TRY IT: Everything in the listing must be repeated word for word.

== EXCERPTED DATA ==

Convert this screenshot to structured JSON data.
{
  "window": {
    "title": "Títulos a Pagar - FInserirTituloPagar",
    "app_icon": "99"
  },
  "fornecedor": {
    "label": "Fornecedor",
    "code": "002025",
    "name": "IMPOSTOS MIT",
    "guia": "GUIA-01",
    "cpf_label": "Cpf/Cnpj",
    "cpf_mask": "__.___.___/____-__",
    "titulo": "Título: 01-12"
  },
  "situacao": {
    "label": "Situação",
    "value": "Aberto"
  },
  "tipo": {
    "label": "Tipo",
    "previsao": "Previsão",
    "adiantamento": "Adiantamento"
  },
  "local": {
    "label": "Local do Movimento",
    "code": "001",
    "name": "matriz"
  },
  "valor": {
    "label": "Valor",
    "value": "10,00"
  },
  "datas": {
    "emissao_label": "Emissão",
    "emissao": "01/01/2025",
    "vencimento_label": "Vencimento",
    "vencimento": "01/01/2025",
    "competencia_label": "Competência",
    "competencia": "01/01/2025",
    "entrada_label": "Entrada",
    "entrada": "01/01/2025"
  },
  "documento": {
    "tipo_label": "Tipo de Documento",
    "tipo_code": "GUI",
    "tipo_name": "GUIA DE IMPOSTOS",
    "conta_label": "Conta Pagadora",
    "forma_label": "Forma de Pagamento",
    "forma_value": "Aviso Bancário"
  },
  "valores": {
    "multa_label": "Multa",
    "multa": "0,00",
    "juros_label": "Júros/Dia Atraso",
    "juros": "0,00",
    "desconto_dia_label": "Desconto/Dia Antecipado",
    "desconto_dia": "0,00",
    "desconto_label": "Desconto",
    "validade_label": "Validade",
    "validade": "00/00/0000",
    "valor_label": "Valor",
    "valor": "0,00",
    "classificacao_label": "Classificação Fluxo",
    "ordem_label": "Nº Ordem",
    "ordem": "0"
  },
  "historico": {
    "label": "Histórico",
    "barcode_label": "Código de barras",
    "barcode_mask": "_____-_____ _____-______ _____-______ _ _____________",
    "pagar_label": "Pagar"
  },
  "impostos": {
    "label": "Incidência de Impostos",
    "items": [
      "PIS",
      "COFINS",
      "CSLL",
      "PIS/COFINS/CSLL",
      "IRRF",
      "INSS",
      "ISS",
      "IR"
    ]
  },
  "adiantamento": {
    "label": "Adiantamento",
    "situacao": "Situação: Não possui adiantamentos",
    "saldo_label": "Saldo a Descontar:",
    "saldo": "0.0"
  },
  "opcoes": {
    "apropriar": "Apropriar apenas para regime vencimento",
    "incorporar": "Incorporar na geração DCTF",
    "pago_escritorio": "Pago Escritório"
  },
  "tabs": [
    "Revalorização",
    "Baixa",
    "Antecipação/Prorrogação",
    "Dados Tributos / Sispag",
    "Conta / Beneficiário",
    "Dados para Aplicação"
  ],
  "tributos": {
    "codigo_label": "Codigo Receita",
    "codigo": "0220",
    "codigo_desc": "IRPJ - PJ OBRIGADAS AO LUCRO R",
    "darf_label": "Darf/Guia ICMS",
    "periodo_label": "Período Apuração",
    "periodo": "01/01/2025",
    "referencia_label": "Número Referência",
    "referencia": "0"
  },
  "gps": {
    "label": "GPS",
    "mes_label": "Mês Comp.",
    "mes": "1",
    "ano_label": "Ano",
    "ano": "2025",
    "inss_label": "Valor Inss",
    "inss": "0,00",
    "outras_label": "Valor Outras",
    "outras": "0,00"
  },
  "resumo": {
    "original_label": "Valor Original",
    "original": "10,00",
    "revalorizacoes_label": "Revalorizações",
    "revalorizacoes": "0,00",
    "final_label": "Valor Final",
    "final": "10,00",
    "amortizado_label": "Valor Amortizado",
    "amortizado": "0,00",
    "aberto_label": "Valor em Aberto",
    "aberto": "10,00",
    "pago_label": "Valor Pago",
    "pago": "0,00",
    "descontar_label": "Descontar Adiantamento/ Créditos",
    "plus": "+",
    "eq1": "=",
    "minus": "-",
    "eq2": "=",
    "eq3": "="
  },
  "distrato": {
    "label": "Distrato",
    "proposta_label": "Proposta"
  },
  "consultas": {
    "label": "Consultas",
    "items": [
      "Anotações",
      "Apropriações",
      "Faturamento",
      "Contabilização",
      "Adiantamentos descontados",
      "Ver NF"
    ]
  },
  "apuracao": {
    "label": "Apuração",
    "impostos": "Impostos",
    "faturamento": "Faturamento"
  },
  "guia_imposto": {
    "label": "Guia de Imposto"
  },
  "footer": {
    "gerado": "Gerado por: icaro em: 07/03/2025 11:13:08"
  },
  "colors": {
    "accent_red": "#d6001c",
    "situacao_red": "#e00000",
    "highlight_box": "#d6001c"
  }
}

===

RESPONSE TO THE EXERCISE:
Convert this screenshot to structured JSON data.
{
  "window": {
    "title": "Títulos a Pagar - FInserirTituloPagar",
    "app_icon": "99"
  },
  "fornecedor": {
    "label": "Fornecedor",
    "code": "002025",
    "name": "IMPOSTOS MIT",
    "guia": "GUIA-01",
    "cpf_label": "Cpf/Cnpj",
    "cpf_mask": "__.___.___/____-__",
    "titulo": "Título: 01-12"
  },
  "situacao": {
    "label": "Situação",
    "value": "Aberto"
  },
  "tipo": {
    "label": "Tipo",
    "previsao": "Previsão",
    "adiantamento": "Adiantamento"
  },
  "local": {
    "label": "Local do Movimento",
    "code": "001",
    "name": "matriz"
  },
  "valor": {
    "label": "Valor",
    "value": "10,00"
  },
  "datas": {
    "emissao_label": "Emissão",
    "emissao": "01/01/2025",
    "vencimento_label": "Vencimento",
    "vencimento": "01/01/2025",
    "competencia_label": "Competência",
    "competencia": "01/01/2025",
    "entrada_label": "Entrada",
    "entrada": "01/01/2025"
  },
  "documento": {
    "tipo_label": "Tipo de Documento",
    "tipo_code": "GUI",
    "tipo_name": "GUIA DE IMPOSTOS",
    "conta_label": "Conta Pagadora",
    "forma_label": "Forma de Pagamento",
    "forma_value": "Aviso Bancário"
  },
  "valores": {
    "multa_label": "Multa",
    "multa": "0,00",
    "juros_label": "Júros/Dia Atraso",
    "juros": "0,00",
    "desconto_dia_label": "Desconto/Dia Antecipado",
    "desconto_dia": "0,00",
    "desconto_label": "Desconto",
    "validade_label": "Validade",
    "validade": "00/00/0000",
    "valor_label": "Valor",
    "valor": "0,00",
    "classificacao_label": "Classificação Fluxo",
    "ordem_label": "Nº Ordem",
    "ordem": "0"
  },
  "historico": {
    "label": "Histórico",
    "barcode_label": "Código de barras",
    "barcode_mask": "_____-_____ _____-______ _____-______ _ _____________",
    "pagar_label": "Pagar"
  },
  "impostos": {
    "label": "Incidência de Impostos",
    "items": [
      "PIS",
      "COFINS",
      "CSLL",
      "PIS/COFINS/CSLL",
      "IRRF",
      "INSS",
      "ISS",
      "IR"
    ]
  },
  "adiantamento": {
    "label": "Adiantamento",
    "situacao": "Situação: Não possui adiantamentos",
    "saldo_label": "Saldo a Descontar:",
    "saldo": "0.0"
  },
  "opcoes": {
    "apropriar": "Apropriar apenas para regime vencimento",
    "incorporar": "Incorporar na geração DCTF",
    "pago_escritorio": "Pago Escritório"
  },
  "tabs": [
    "Revalorização",
    "Baixa",
    "Antecipação/Prorrogação",
    "Dados Tributos / Sispag",
    "Conta / Beneficiário",
    "Dados para Aplicação"
  ],
  "tributos": {
    "codigo_label": "Codigo Receita",
    "codigo": "0220",
    "codigo_desc": "IRPJ - PJ OBRIGADAS AO LUCRO R",
    "darf_label": "Darf/Guia ICMS",
    "periodo_label": "Período Apuração",
    "periodo": "01/01/2025",
    "referencia_label": "Número Referência",
    "referencia": "0"
  },
  "gps": {
    "label": "GPS",
    "mes_label": "Mês Comp.",
    "mes": "1",
    "ano_label": "Ano",
    "ano": "2025",
    "inss_label": "Valor Inss",
    "inss": "0,00",
    "outras_label": "Valor Outras",
    "outras": "0,00"
  },
  "resumo": {
    "original_label": "Valor Original",
    "original": "10,00",
    "revalorizacoes_label": "Revalorizações",
    "revalorizacoes": "0,00",
    "final_label": "Valor Final",
    "final": "10,00",
    "amortizado_label": "Valor Amortizado",
    "amortizado": "0,00",
    "aberto_label": "Valor em Aberto",
    "aberto": "10,00",
    "pago_label": "Valor Pago",
    "pago": "0,00",
    "descontar_label": "Descontar Adiantamento/ Créditos",
    "plus": "+",
    "eq1": "=",
    "minus": "-",
    "eq2": "=",
    "eq3": "="
  },
  "distrato": {
    "label": "Distrato",
    "proposta_label": "Proposta"
  },
  "consultas": {
    "label": "Consultas",
    "items": [
      "Anotações",
      "Apropriações",
      "Faturamento",
      "Contabilização",
      "Adiantamentos descontados",
      "Ver NF"
    ]
  },
  "apuracao": {
    "label": "Apuração",
    "impostos": "Impostos",
    "faturamento": "Faturamento"
  },
  "guia_imposto": {
    "label": "Guia de Imposto"
  },
  "footer": {
    "gerado": "Gerado por: icaro em: 07/03/2025 11:13:08"
  },
  "colors": {
    "accent_red": "#d6001c",
    "situacao_red": "#e00000",
    "highlight_box": "#d6001c"
  }
}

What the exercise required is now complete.